#### DATA

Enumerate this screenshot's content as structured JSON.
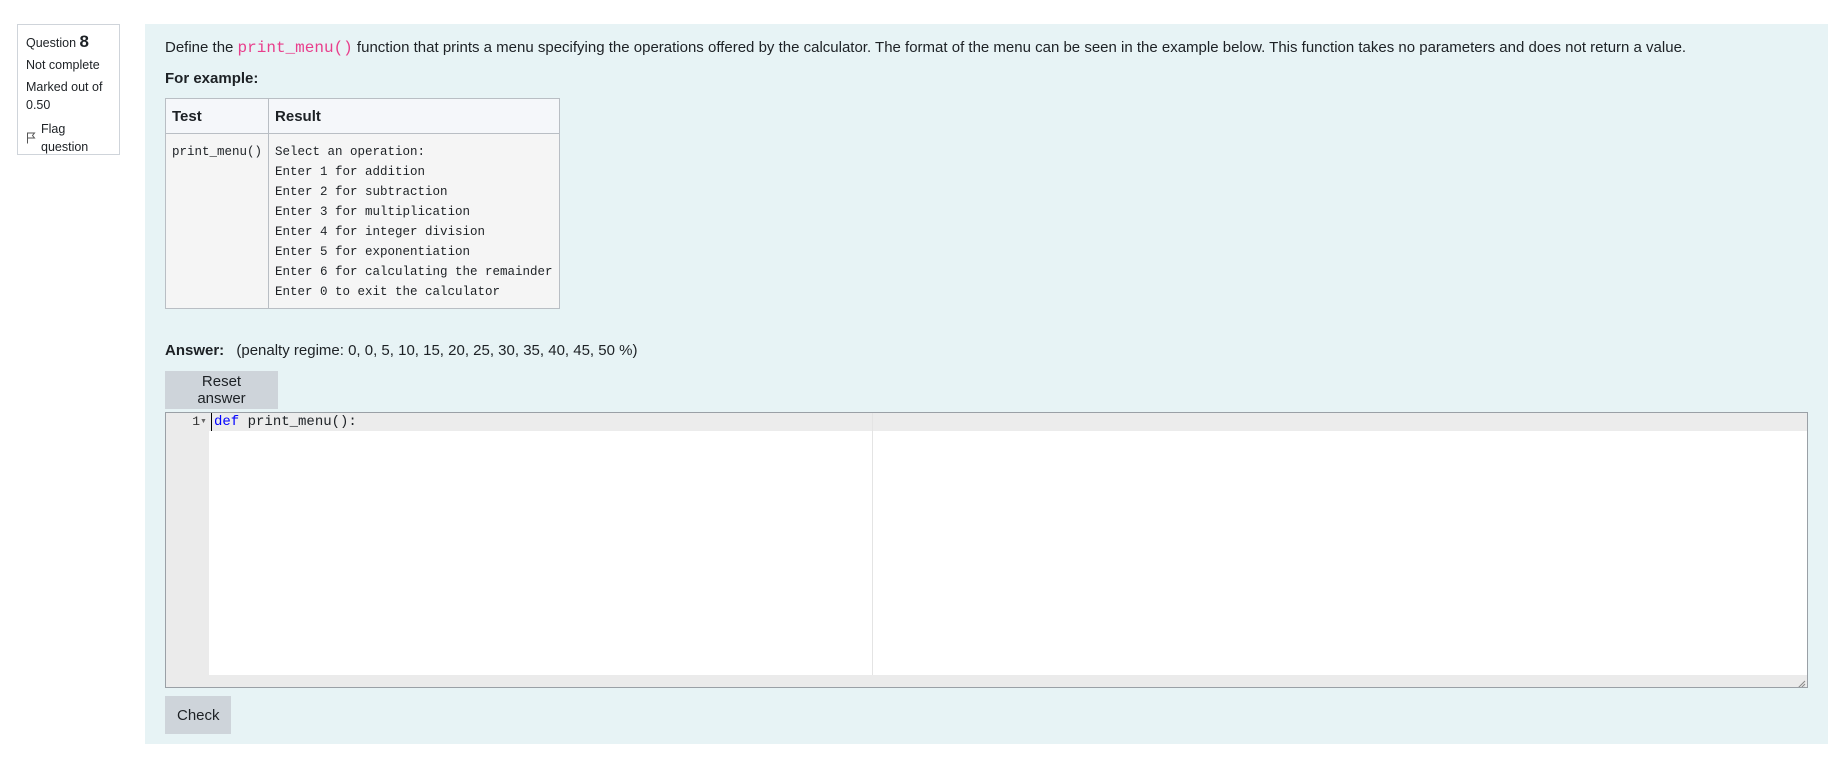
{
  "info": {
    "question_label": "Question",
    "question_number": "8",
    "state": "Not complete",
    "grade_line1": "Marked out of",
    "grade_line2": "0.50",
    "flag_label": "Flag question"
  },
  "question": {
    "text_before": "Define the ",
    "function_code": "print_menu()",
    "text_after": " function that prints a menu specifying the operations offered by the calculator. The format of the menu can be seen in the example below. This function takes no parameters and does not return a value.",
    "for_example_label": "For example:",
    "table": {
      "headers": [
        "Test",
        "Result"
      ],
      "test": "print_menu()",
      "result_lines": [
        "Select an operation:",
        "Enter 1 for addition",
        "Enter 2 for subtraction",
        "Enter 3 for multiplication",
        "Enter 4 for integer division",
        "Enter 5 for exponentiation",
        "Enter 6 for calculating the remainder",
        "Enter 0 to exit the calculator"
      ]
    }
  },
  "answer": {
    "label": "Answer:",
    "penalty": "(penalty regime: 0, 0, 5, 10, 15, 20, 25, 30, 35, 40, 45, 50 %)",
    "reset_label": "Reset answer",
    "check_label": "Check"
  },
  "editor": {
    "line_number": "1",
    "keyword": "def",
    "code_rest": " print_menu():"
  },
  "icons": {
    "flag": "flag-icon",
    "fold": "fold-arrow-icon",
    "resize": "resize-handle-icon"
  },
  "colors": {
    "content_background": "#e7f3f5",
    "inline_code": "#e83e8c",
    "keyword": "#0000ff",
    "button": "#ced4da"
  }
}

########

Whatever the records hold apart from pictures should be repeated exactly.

Enumerate this screenshot's content as structured JSON.
{
  "info": {
    "question_label": "Question",
    "question_number": "8",
    "state": "Not complete",
    "grade_line1": "Marked out of",
    "grade_line2": "0.50",
    "flag_label": "Flag question"
  },
  "question": {
    "text_before": "Define the ",
    "function_code": "print_menu()",
    "text_after": " function that prints a menu specifying the operations offered by the calculator. The format of the menu can be seen in the example below. This function takes no parameters and does not return a value.",
    "for_example_label": "For example:",
    "table": {
      "headers": [
        "Test",
        "Result"
      ],
      "test": "print_menu()",
      "result_lines": [
        "Select an operation:",
        "Enter 1 for addition",
        "Enter 2 for subtraction",
        "Enter 3 for multiplication",
        "Enter 4 for integer division",
        "Enter 5 for exponentiation",
        "Enter 6 for calculating the remainder",
        "Enter 0 to exit the calculator"
      ]
    }
  },
  "answer": {
    "label": "Answer:",
    "penalty": "(penalty regime: 0, 0, 5, 10, 15, 20, 25, 30, 35, 40, 45, 50 %)",
    "reset_label": "Reset answer",
    "check_label": "Check"
  },
  "editor": {
    "line_number": "1",
    "keyword": "def",
    "code_rest": " print_menu():"
  },
  "icons": {
    "flag": "flag-icon",
    "fold": "fold-arrow-icon",
    "resize": "resize-handle-icon"
  },
  "colors": {
    "content_background": "#e7f3f5",
    "inline_code": "#e83e8c",
    "keyword": "#0000ff",
    "button": "#ced4da"
  }
}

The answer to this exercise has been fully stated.